OST is closed for business but its spirit survives on my blog.
My problem with the argument that these texts in Revelation require a further level of fulfilment beyond the immediate historical context of the conflict with Rome is twofold.
First, I see nothing in the texts that necessitates this hermeneutical assumption. I do not hear John saying: This can be applied to Rome for now but actually there will be a bigger fulfilment of this prophecy in the remote future. What makes this multiple fulfilment argument a matter of exegesis and not mere speculation? I’m not persuaded by Peter’s argument that apocalyptic literature by its very nature invites multiple levels of interpretation in this way.
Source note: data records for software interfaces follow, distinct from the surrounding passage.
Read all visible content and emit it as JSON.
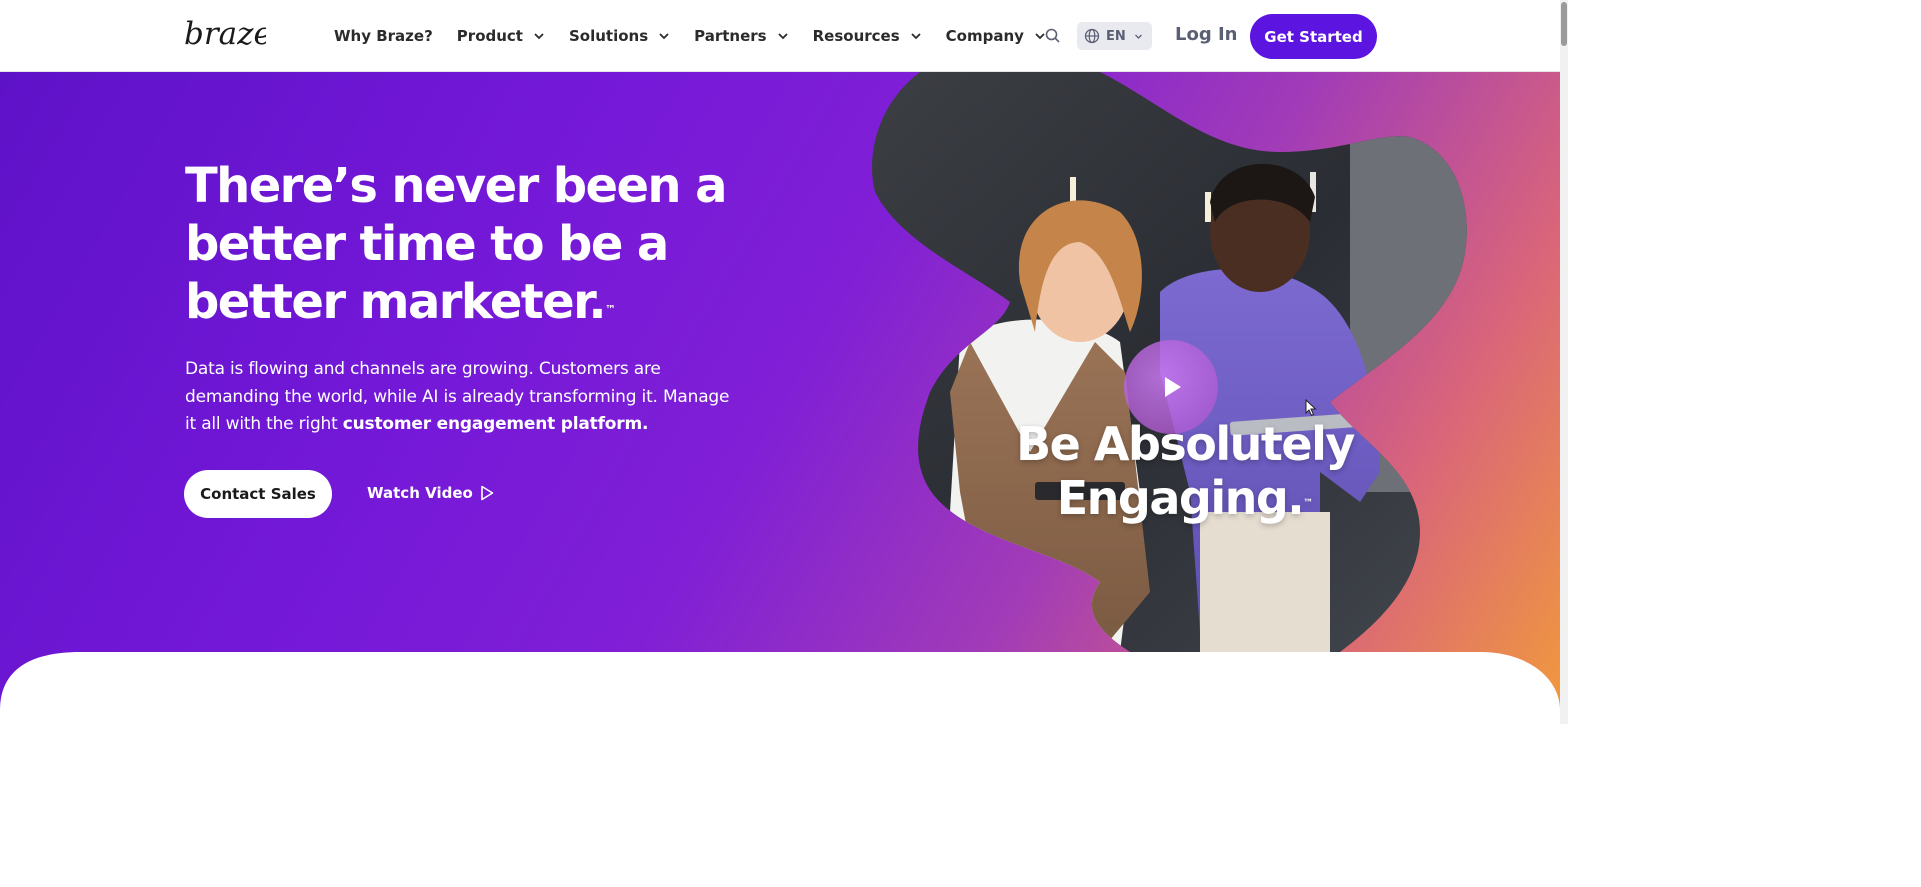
{
  "nav": {
    "logo_text": "braze",
    "items": [
      {
        "label": "Why Braze?",
        "has_dropdown": false
      },
      {
        "label": "Product",
        "has_dropdown": true
      },
      {
        "label": "Solutions",
        "has_dropdown": true
      },
      {
        "label": "Partners",
        "has_dropdown": true
      },
      {
        "label": "Resources",
        "has_dropdown": true
      },
      {
        "label": "Company",
        "has_dropdown": true
      }
    ],
    "language": "EN",
    "login_label": "Log In",
    "cta_label": "Get Started"
  },
  "hero": {
    "headline_line1": "There’s never been a",
    "headline_line2": "better time to be a",
    "headline_line3": "better marketer.",
    "headline_tm": "™",
    "subtext_plain": "Data is flowing and channels are growing. Customers are demanding the world, while AI is already transforming it. Manage it all with the right ",
    "subtext_bold": "customer engagement platform.",
    "contact_label": "Contact Sales",
    "watch_label": "Watch Video",
    "video_line1": "Be Absolutely",
    "video_line2": "Engaging.",
    "video_tm": "™"
  },
  "colors": {
    "brand_purple": "#5c14e0",
    "hero_gradient_start": "#5e12c8",
    "hero_gradient_end": "#f19a3c"
  }
}
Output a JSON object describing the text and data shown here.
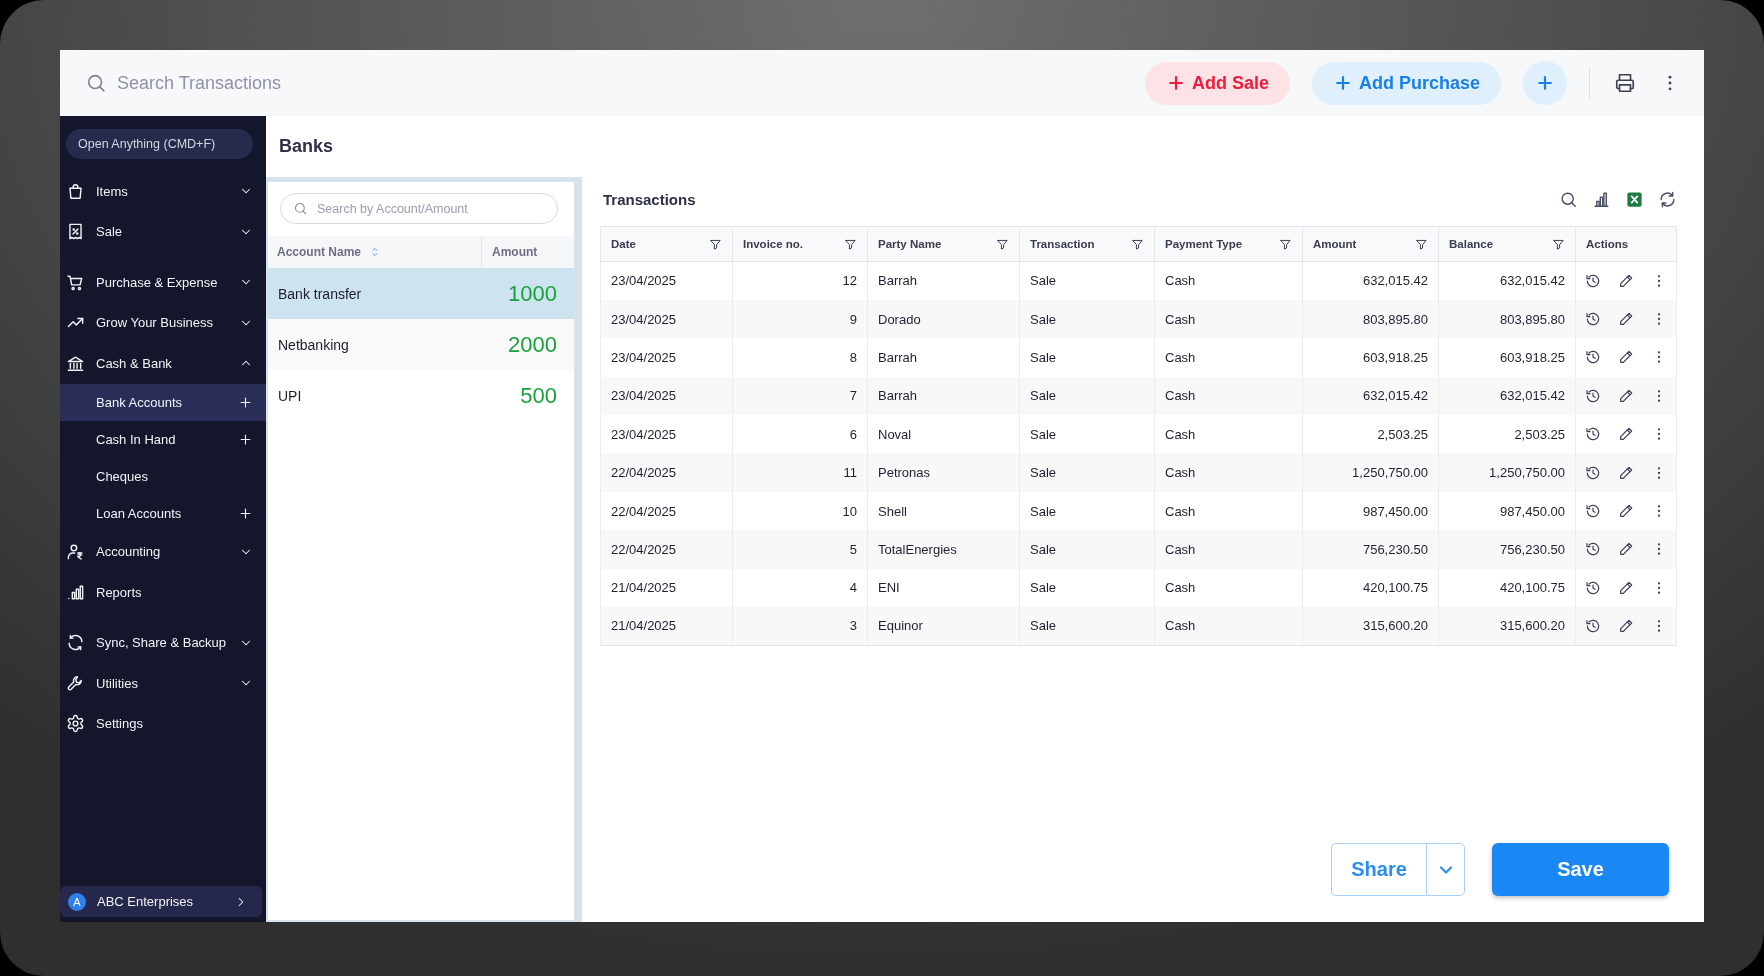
{
  "top_bar": {
    "search": {
      "placeholder": "Search Transactions"
    },
    "buttons": [
      {
        "kind": "sale",
        "label": "Add Sale"
      },
      {
        "kind": "purchase",
        "label": "Add Purchase"
      }
    ]
  },
  "sidebar": {
    "quick_open": "Open Anything (CMD+F)",
    "sections": [
      {
        "items": [
          {
            "label": "Items",
            "kind": "group",
            "expanded": false,
            "selected": false
          },
          {
            "label": "Sale",
            "kind": "group",
            "expanded": false,
            "selected": false
          }
        ]
      },
      {
        "items": [
          {
            "label": "Purchase & Expense",
            "kind": "group",
            "expanded": false,
            "selected": false
          },
          {
            "label": "Grow Your Business",
            "kind": "group",
            "expanded": false,
            "selected": false
          },
          {
            "label": "Cash & Bank",
            "kind": "group",
            "expanded": true,
            "selected": false,
            "children": [
              {
                "label": "Bank Accounts",
                "selected": true,
                "add": true
              },
              {
                "label": "Cash In Hand",
                "selected": false,
                "add": true
              },
              {
                "label": "Cheques",
                "selected": false,
                "add": false
              },
              {
                "label": "Loan Accounts",
                "selected": false,
                "add": true
              }
            ]
          },
          {
            "label": "Accounting",
            "kind": "group",
            "expanded": false,
            "selected": false
          },
          {
            "label": "Reports",
            "kind": "link",
            "selected": false
          }
        ]
      },
      {
        "items": [
          {
            "label": "Sync, Share & Backup",
            "kind": "group",
            "expanded": false,
            "selected": false
          },
          {
            "label": "Utilities",
            "kind": "group",
            "expanded": false,
            "selected": false
          },
          {
            "label": "Settings",
            "kind": "link",
            "selected": false
          }
        ]
      }
    ],
    "company": {
      "initial": "A",
      "name": "ABC Enterprises"
    }
  },
  "banks": {
    "title": "Banks",
    "search": {
      "placeholder": "Search by Account/Amount"
    },
    "columns": [
      {
        "label": "Account Name",
        "sortable": true
      },
      {
        "label": "Amount",
        "sortable": false
      }
    ],
    "accounts": [
      {
        "name": "Bank transfer",
        "amount": "1000",
        "selected": true
      },
      {
        "name": "Netbanking",
        "amount": "2000",
        "selected": false
      },
      {
        "name": "UPI",
        "amount": "500",
        "selected": false
      }
    ]
  },
  "transactions": {
    "title": "Transactions",
    "columns": [
      {
        "label": "Date",
        "kind": "text",
        "filter": true
      },
      {
        "label": "Invoice no.",
        "kind": "number",
        "filter": true
      },
      {
        "label": "Party Name",
        "kind": "text",
        "filter": true
      },
      {
        "label": "Transaction",
        "kind": "text",
        "filter": true
      },
      {
        "label": "Payment Type",
        "kind": "text",
        "filter": true
      },
      {
        "label": "Amount",
        "kind": "number",
        "filter": true
      },
      {
        "label": "Balance",
        "kind": "number",
        "filter": true
      },
      {
        "label": "Actions",
        "kind": "actions",
        "filter": false
      }
    ],
    "rows": [
      [
        "23/04/2025",
        "12",
        "Barrah",
        "Sale",
        "Cash",
        "632,015.42",
        "632,015.42"
      ],
      [
        "23/04/2025",
        "9",
        "Dorado",
        "Sale",
        "Cash",
        "803,895.80",
        "803,895.80"
      ],
      [
        "23/04/2025",
        "8",
        "Barrah",
        "Sale",
        "Cash",
        "603,918.25",
        "603,918.25"
      ],
      [
        "23/04/2025",
        "7",
        "Barrah",
        "Sale",
        "Cash",
        "632,015.42",
        "632,015.42"
      ],
      [
        "23/04/2025",
        "6",
        "Noval",
        "Sale",
        "Cash",
        "2,503.25",
        "2,503.25"
      ],
      [
        "22/04/2025",
        "11",
        "Petronas",
        "Sale",
        "Cash",
        "1,250,750.00",
        "1,250,750.00"
      ],
      [
        "22/04/2025",
        "10",
        "Shell",
        "Sale",
        "Cash",
        "987,450.00",
        "987,450.00"
      ],
      [
        "22/04/2025",
        "5",
        "TotalEnergies",
        "Sale",
        "Cash",
        "756,230.50",
        "756,230.50"
      ],
      [
        "21/04/2025",
        "4",
        "ENI",
        "Sale",
        "Cash",
        "420,100.75",
        "420,100.75"
      ],
      [
        "21/04/2025",
        "3",
        "Equinor",
        "Sale",
        "Cash",
        "315,600.20",
        "315,600.20"
      ]
    ]
  },
  "footer": {
    "buttons": [
      {
        "kind": "share",
        "label": "Share"
      },
      {
        "kind": "save",
        "label": "Save"
      }
    ]
  }
}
Secondly, it seems to me that in narrative terms the significance of the thousand year period is precisely that there will not be a repetition of the sort of challenge to Christ’s sovereignty that was represented by Roman imperialism. I made the point before (you appear not to have noticed it) that what John describes here is a unique (and therefore unrepeatable) victory over Caesar. This does not mean that the church cannot reuse the typology of the beast to describe later conflicts (cf. your allusion to Andrew of Caesarea), but I’m not sure that we can legitimately claim that this was part of the original meaning of Revelation.
I also questioned this before: where in Daniel do hills or mountains symbolize the kingdoms of the world (and not the kingdom of God)? You have in Isaiah and Micah the idea that the mountain of the Lord will be higher than the other hills, but this is a very different prophetic motif.
With regard to your comments about Victorinus: I don’t have a serious problem with a post AD 70 date for Revelation. I would rather think that the visions of judgment on Jerusalem are genuinely forward-looking rather than retrospective. I made the point earlier that Domitian was seen by some Roman authors as Nero redivivus.